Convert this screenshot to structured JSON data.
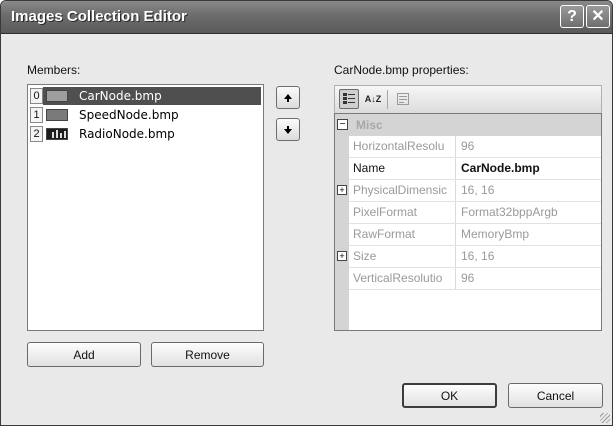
{
  "window": {
    "title": "Images Collection Editor",
    "help_label": "?",
    "close_label": "✕"
  },
  "members": {
    "label": "Members:",
    "items": [
      {
        "index": "0",
        "name": "CarNode.bmp",
        "selected": true
      },
      {
        "index": "1",
        "name": "SpeedNode.bmp",
        "selected": false
      },
      {
        "index": "2",
        "name": "RadioNode.bmp",
        "selected": false
      }
    ],
    "move_up_icon": "up-arrow-icon",
    "move_down_icon": "down-arrow-icon"
  },
  "buttons": {
    "add": "Add",
    "remove": "Remove",
    "ok": "OK",
    "cancel": "Cancel"
  },
  "properties": {
    "label": "CarNode.bmp properties:",
    "toolbar": {
      "categorized_icon": "categorized-icon",
      "alphabetical_label": "A↓Z",
      "property_pages_icon": "property-pages-icon"
    },
    "category": {
      "expander": "⊟",
      "name": "Misc"
    },
    "rows": [
      {
        "name": "HorizontalResolu",
        "value": "96",
        "expander": ""
      },
      {
        "name": "Name",
        "value": "CarNode.bmp",
        "expander": ""
      },
      {
        "name": "PhysicalDimensic",
        "value": "16, 16",
        "expander": "+"
      },
      {
        "name": "PixelFormat",
        "value": "Format32bppArgb",
        "expander": ""
      },
      {
        "name": "RawFormat",
        "value": "MemoryBmp",
        "expander": ""
      },
      {
        "name": "Size",
        "value": "16, 16",
        "expander": "+"
      },
      {
        "name": "VerticalResolutio",
        "value": "96",
        "expander": ""
      }
    ]
  }
}
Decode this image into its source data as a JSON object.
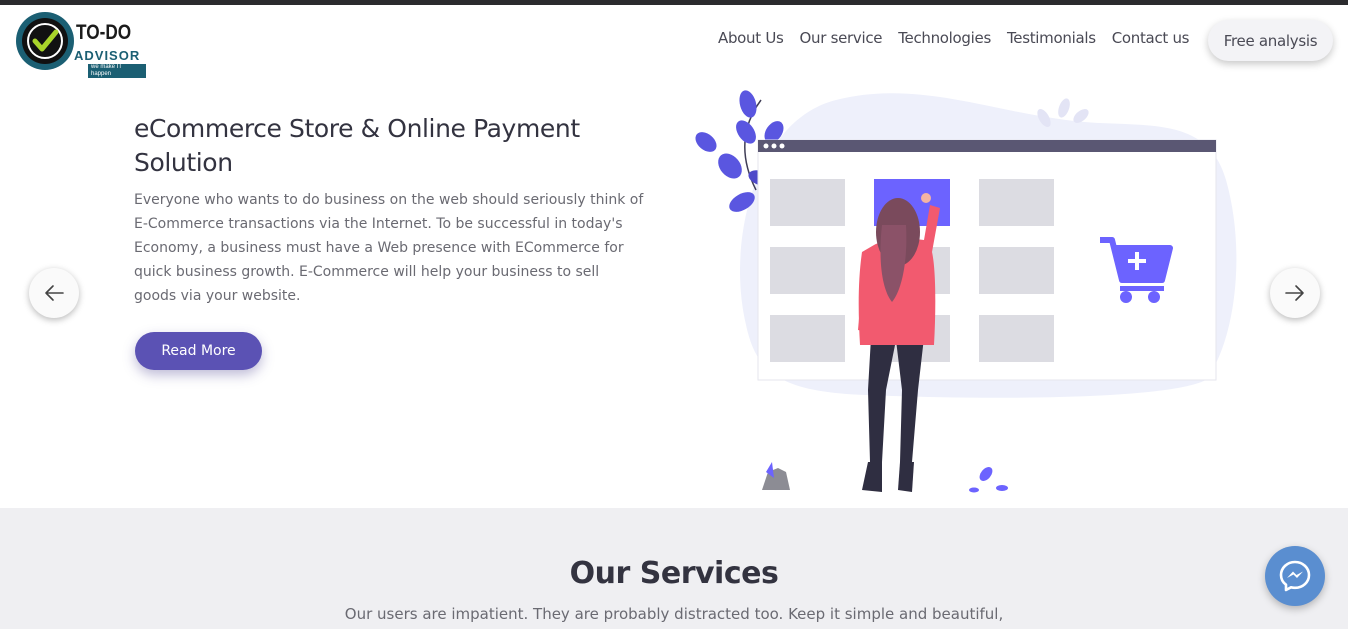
{
  "brand": {
    "title": "TO-DO",
    "subtitle": "ADVISOR",
    "tagline": "we make IT happen"
  },
  "nav": {
    "links": [
      "About Us",
      "Our service",
      "Technologies",
      "Testimonials",
      "Contact us"
    ],
    "cta": "Free analysis"
  },
  "hero": {
    "title": "eCommerce Store & Online Payment Solution",
    "body": "Everyone who wants to do business on the web should seriously think of E-Commerce transactions via the Internet. To be successful in today's Economy, a business must have a Web presence with ECommerce for quick business growth. E-Commerce will help your business to sell goods via your website.",
    "button": "Read More",
    "prev_icon": "arrow-left-icon",
    "next_icon": "arrow-right-icon"
  },
  "services": {
    "title": "Our Services",
    "subtitle": "Our users are impatient. They are probably distracted too. Keep it simple and beautiful,"
  },
  "colors": {
    "accent": "#5b52b4",
    "illustration_purple": "#6c63ff",
    "services_bg": "#efeff2",
    "messenger": "#5a8ed0"
  },
  "icons": {
    "chat": "messenger-icon",
    "cart": "shopping-cart-icon"
  }
}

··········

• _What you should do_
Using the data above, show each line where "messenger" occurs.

• _Task solution_
    "messenger": "#5a8ed0"
    "chat": "messenger-icon",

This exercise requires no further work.